Go to www.notaxpayerabortion.com to sign the petition and learn more about the issue.


Last week the Administration announced that it will increase the number of refugees who can be resettled in the United States during the current fiscal year to 62,500. In response to Monday’s announcement, Bishop Mario E. Dorsonville, auxiliary bishop of Washington and chairman of the U.S. Conference of Catholic Bishops’ (USCCB) Committee on Migration, issued the following statement:
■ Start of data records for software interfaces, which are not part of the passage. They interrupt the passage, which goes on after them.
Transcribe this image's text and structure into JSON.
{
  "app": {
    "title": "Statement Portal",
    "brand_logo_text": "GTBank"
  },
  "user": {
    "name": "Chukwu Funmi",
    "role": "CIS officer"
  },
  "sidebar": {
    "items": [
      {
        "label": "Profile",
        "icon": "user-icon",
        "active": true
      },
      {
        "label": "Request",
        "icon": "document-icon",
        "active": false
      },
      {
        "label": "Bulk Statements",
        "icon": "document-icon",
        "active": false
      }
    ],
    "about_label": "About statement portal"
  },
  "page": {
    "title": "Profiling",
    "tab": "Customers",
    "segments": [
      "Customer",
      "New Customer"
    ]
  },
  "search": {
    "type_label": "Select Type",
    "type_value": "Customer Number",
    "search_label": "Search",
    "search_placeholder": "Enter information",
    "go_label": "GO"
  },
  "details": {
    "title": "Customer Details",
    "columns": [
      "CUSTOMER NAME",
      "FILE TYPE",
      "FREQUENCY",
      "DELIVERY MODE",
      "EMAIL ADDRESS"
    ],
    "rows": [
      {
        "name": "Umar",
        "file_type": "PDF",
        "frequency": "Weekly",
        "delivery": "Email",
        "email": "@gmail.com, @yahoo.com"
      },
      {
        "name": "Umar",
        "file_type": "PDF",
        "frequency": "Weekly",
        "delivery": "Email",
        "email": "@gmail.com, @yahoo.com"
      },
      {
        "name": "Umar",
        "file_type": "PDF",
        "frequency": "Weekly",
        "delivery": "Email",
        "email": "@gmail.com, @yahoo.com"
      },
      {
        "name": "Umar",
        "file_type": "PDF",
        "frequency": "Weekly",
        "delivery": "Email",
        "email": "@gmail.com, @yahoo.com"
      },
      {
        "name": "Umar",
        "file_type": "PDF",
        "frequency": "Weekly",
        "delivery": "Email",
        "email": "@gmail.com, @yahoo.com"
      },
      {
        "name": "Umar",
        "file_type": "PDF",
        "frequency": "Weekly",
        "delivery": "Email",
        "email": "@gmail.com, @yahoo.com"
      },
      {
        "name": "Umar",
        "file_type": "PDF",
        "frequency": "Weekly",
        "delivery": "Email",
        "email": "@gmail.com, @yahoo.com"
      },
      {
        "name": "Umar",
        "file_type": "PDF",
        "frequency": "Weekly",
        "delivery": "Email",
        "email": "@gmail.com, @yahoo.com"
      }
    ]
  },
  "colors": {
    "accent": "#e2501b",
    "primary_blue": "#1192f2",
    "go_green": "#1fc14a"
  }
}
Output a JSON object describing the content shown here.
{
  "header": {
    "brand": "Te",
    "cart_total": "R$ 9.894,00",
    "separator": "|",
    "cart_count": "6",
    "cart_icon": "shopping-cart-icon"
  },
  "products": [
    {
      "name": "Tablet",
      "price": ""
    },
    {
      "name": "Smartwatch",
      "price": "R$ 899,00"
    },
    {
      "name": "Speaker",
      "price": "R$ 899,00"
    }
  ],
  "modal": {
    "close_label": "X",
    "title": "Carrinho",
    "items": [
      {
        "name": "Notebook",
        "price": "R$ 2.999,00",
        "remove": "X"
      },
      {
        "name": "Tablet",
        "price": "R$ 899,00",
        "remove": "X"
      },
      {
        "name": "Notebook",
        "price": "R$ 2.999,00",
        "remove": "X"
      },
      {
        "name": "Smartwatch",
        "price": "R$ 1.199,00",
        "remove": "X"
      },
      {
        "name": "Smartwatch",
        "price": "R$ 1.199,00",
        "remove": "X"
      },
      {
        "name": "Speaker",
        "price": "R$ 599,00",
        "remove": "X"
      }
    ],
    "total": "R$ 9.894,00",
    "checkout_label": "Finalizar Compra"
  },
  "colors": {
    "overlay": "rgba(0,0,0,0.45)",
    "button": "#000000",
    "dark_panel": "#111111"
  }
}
“For decades, the United States has been a leader in refugee resettlement. We are in the midst of the greatest forced displacement crisis of our lifetime and know that there are more than 26 million refugees worldwide and more than 47 million people who are internally displaced. It is imperative that we act now to ensure the safety of these individuals and their families. The Catholic Church teaches that every person is created in God’s image and must be valued, protected, and respected for the inherent dignity that he or she possesses. It is more important now than ever that our country continue to lead as we address this humanitarian emergency.”

Catholic Charities assists with refugee resettlement in Iowa.